- ACTIVITY
For this exercise, return all the data exactly as it stands.

=== Section Start ===

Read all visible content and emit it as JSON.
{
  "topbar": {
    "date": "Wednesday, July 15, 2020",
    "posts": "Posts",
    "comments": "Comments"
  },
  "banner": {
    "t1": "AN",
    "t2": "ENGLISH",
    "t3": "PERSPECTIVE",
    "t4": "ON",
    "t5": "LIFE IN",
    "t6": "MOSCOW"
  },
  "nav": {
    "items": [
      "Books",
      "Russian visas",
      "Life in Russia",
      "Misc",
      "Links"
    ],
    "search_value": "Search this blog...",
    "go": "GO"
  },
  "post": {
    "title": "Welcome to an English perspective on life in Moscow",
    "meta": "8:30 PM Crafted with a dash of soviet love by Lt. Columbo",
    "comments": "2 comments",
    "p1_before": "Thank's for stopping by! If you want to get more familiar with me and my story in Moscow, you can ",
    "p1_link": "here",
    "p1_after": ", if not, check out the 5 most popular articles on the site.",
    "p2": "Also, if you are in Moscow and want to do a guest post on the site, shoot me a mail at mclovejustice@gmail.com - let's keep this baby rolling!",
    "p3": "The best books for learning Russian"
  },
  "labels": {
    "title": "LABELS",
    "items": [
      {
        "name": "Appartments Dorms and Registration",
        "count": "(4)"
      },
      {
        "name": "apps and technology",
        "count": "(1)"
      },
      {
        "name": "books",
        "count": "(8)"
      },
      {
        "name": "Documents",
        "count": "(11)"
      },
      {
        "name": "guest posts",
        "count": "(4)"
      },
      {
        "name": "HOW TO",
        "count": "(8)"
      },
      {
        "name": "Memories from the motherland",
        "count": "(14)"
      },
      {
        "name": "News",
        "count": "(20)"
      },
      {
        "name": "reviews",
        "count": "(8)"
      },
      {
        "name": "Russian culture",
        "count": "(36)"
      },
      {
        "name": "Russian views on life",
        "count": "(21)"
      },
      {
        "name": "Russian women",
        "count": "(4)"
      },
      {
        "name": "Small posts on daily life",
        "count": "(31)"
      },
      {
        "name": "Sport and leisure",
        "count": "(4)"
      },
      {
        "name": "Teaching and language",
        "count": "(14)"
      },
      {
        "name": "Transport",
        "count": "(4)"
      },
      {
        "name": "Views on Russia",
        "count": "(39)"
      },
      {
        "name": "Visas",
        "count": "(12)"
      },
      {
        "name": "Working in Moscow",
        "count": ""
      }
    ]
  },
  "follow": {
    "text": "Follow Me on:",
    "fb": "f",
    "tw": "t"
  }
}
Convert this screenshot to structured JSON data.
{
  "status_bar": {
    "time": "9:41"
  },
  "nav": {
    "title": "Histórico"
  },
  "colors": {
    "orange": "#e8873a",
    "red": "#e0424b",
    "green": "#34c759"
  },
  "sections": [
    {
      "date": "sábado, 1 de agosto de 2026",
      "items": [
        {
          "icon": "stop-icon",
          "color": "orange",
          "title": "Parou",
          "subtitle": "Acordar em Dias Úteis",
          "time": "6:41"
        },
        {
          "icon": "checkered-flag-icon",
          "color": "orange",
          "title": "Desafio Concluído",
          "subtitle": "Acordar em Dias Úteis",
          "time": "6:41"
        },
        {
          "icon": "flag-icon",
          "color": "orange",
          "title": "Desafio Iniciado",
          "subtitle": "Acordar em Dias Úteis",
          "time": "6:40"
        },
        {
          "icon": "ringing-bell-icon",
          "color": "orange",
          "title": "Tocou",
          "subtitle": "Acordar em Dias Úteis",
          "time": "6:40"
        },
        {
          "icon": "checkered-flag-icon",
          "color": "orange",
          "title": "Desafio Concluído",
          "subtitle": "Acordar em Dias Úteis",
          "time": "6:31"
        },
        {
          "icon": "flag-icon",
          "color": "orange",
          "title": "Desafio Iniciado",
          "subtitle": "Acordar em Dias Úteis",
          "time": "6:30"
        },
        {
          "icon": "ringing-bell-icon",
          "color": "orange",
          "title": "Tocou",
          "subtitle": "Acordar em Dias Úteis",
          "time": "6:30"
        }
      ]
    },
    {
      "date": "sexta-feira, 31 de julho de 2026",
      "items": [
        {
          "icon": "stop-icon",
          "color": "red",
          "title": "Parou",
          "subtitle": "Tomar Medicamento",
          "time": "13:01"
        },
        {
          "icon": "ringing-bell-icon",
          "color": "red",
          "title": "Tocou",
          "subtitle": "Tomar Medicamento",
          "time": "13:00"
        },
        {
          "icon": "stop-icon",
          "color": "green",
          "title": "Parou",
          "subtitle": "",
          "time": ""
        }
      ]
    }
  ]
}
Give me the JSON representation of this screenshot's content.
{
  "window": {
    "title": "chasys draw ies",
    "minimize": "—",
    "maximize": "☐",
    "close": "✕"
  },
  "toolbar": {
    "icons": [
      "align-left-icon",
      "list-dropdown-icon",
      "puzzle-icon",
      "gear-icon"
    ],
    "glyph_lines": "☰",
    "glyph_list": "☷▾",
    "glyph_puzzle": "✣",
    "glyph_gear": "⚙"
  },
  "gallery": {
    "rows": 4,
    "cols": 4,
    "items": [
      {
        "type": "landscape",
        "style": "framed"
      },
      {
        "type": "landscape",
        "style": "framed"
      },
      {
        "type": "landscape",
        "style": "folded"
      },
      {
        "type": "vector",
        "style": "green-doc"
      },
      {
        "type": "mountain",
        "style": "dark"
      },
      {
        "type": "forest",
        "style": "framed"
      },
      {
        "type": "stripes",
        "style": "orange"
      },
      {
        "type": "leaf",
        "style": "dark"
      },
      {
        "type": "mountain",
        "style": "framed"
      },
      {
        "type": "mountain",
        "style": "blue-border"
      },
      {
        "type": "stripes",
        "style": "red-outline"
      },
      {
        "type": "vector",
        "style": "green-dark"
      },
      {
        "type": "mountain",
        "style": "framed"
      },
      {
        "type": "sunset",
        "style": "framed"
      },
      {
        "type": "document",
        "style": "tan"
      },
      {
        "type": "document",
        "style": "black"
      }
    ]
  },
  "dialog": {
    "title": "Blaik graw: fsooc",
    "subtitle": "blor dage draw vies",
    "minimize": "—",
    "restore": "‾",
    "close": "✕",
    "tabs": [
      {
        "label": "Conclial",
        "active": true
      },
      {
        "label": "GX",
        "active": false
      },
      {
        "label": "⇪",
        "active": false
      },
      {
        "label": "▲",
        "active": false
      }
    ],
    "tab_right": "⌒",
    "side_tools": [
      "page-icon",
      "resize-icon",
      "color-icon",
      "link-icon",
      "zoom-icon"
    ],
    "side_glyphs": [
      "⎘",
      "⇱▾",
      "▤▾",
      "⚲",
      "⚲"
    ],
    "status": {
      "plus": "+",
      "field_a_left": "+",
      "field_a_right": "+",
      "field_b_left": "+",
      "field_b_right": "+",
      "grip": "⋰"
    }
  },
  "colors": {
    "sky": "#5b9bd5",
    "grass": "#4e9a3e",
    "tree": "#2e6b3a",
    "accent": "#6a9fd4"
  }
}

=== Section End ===

- EXERCISE RESPONSE
Read all visible content and emit it as JSON.
{
  "topbar": {
    "date": "Wednesday, July 15, 2020",
    "posts": "Posts",
    "comments": "Comments"
  },
  "banner": {
    "t1": "AN",
    "t2": "ENGLISH",
    "t3": "PERSPECTIVE",
    "t4": "ON",
    "t5": "LIFE IN",
    "t6": "MOSCOW"
  },
  "nav": {
    "items": [
      "Books",
      "Russian visas",
      "Life in Russia",
      "Misc",
      "Links"
    ],
    "search_value": "Search this blog...",
    "go": "GO"
  },
  "post": {
    "title": "Welcome to an English perspective on life in Moscow",
    "meta": "8:30 PM Crafted with a dash of soviet love by Lt. Columbo",
    "comments": "2 comments",
    "p1_before": "Thank's for stopping by! If you want to get more familiar with me and my story in Moscow, you can ",
    "p1_link": "here",
    "p1_after": ", if not, check out the 5 most popular articles on the site.",
    "p2": "Also, if you are in Moscow and want to do a guest post on the site, shoot me a mail at mclovejustice@gmail.com - let's keep this baby rolling!",
    "p3": "The best books for learning Russian"
  },
  "labels": {
    "title": "LABELS",
    "items": [
      {
        "name": "Appartments Dorms and Registration",
        "count": "(4)"
      },
      {
        "name": "apps and technology",
        "count": "(1)"
      },
      {
        "name": "books",
        "count": "(8)"
      },
      {
        "name": "Documents",
        "count": "(11)"
      },
      {
        "name": "guest posts",
        "count": "(4)"
      },
      {
        "name": "HOW TO",
        "count": "(8)"
      },
      {
        "name": "Memories from the motherland",
        "count": "(14)"
      },
      {
        "name": "News",
        "count": "(20)"
      },
      {
        "name": "reviews",
        "count": "(8)"
      },
      {
        "name": "Russian culture",
        "count": "(36)"
      },
      {
        "name": "Russian views on life",
        "count": "(21)"
      },
      {
        "name": "Russian women",
        "count": "(4)"
      },
      {
        "name": "Small posts on daily life",
        "count": "(31)"
      },
      {
        "name": "Sport and leisure",
        "count": "(4)"
      },
      {
        "name": "Teaching and language",
        "count": "(14)"
      },
      {
        "name": "Transport",
        "count": "(4)"
      },
      {
        "name": "Views on Russia",
        "count": "(39)"
      },
      {
        "name": "Visas",
        "count": "(12)"
      },
      {
        "name": "Working in Moscow",
        "count": ""
      }
    ]
  },
  "follow": {
    "text": "Follow Me on:",
    "fb": "f",
    "tw": "t"
  }
}
Convert this screenshot to structured JSON data.
{
  "status_bar": {
    "time": "9:41"
  },
  "nav": {
    "title": "Histórico"
  },
  "colors": {
    "orange": "#e8873a",
    "red": "#e0424b",
    "green": "#34c759"
  },
  "sections": [
    {
      "date": "sábado, 1 de agosto de 2026",
      "items": [
        {
          "icon": "stop-icon",
          "color": "orange",
          "title": "Parou",
          "subtitle": "Acordar em Dias Úteis",
          "time": "6:41"
        },
        {
          "icon": "checkered-flag-icon",
          "color": "orange",
          "title": "Desafio Concluído",
          "subtitle": "Acordar em Dias Úteis",
          "time": "6:41"
        },
        {
          "icon": "flag-icon",
          "color": "orange",
          "title": "Desafio Iniciado",
          "subtitle": "Acordar em Dias Úteis",
          "time": "6:40"
        },
        {
          "icon": "ringing-bell-icon",
          "color": "orange",
          "title": "Tocou",
          "subtitle": "Acordar em Dias Úteis",
          "time": "6:40"
        },
        {
          "icon": "checkered-flag-icon",
          "color": "orange",
          "title": "Desafio Concluído",
          "subtitle": "Acordar em Dias Úteis",
          "time": "6:31"
        },
        {
          "icon": "flag-icon",
          "color": "orange",
          "title": "Desafio Iniciado",
          "subtitle": "Acordar em Dias Úteis",
          "time": "6:30"
        },
        {
          "icon": "ringing-bell-icon",
          "color": "orange",
          "title": "Tocou",
          "subtitle": "Acordar em Dias Úteis",
          "time": "6:30"
        }
      ]
    },
    {
      "date": "sexta-feira, 31 de julho de 2026",
      "items": [
        {
          "icon": "stop-icon",
          "color": "red",
          "title": "Parou",
          "subtitle": "Tomar Medicamento",
          "time": "13:01"
        },
        {
          "icon": "ringing-bell-icon",
          "color": "red",
          "title": "Tocou",
          "subtitle": "Tomar Medicamento",
          "time": "13:00"
        },
        {
          "icon": "stop-icon",
          "color": "green",
          "title": "Parou",
          "subtitle": "",
          "time": ""
        }
      ]
    }
  ]
}
Give me the JSON representation of this screenshot's content.
{
  "window": {
    "title": "chasys draw ies",
    "minimize": "—",
    "maximize": "☐",
    "close": "✕"
  },
  "toolbar": {
    "icons": [
      "align-left-icon",
      "list-dropdown-icon",
      "puzzle-icon",
      "gear-icon"
    ],
    "glyph_lines": "☰",
    "glyph_list": "☷▾",
    "glyph_puzzle": "✣",
    "glyph_gear": "⚙"
  },
  "gallery": {
    "rows": 4,
    "cols": 4,
    "items": [
      {
        "type": "landscape",
        "style": "framed"
      },
      {
        "type": "landscape",
        "style": "framed"
      },
      {
        "type": "landscape",
        "style": "folded"
      },
      {
        "type": "vector",
        "style": "green-doc"
      },
      {
        "type": "mountain",
        "style": "dark"
      },
      {
        "type": "forest",
        "style": "framed"
      },
      {
        "type": "stripes",
        "style": "orange"
      },
      {
        "type": "leaf",
        "style": "dark"
      },
      {
        "type": "mountain",
        "style": "framed"
      },
      {
        "type": "mountain",
        "style": "blue-border"
      },
      {
        "type": "stripes",
        "style": "red-outline"
      },
      {
        "type": "vector",
        "style": "green-dark"
      },
      {
        "type": "mountain",
        "style": "framed"
      },
      {
        "type": "sunset",
        "style": "framed"
      },
      {
        "type": "document",
        "style": "tan"
      },
      {
        "type": "document",
        "style": "black"
      }
    ]
  },
  "dialog": {
    "title": "Blaik graw: fsooc",
    "subtitle": "blor dage draw vies",
    "minimize": "—",
    "restore": "‾",
    "close": "✕",
    "tabs": [
      {
        "label": "Conclial",
        "active": true
      },
      {
        "label": "GX",
        "active": false
      },
      {
        "label": "⇪",
        "active": false
      },
      {
        "label": "▲",
        "active": false
      }
    ],
    "tab_right": "⌒",
    "side_tools": [
      "page-icon",
      "resize-icon",
      "color-icon",
      "link-icon",
      "zoom-icon"
    ],
    "side_glyphs": [
      "⎘",
      "⇱▾",
      "▤▾",
      "⚲",
      "⚲"
    ],
    "status": {
      "plus": "+",
      "field_a_left": "+",
      "field_a_right": "+",
      "field_b_left": "+",
      "field_b_right": "+",
      "grip": "⋰"
    }
  },
  "colors": {
    "sky": "#5b9bd5",
    "grass": "#4e9a3e",
    "tree": "#2e6b3a",
    "accent": "#6a9fd4"
  }
}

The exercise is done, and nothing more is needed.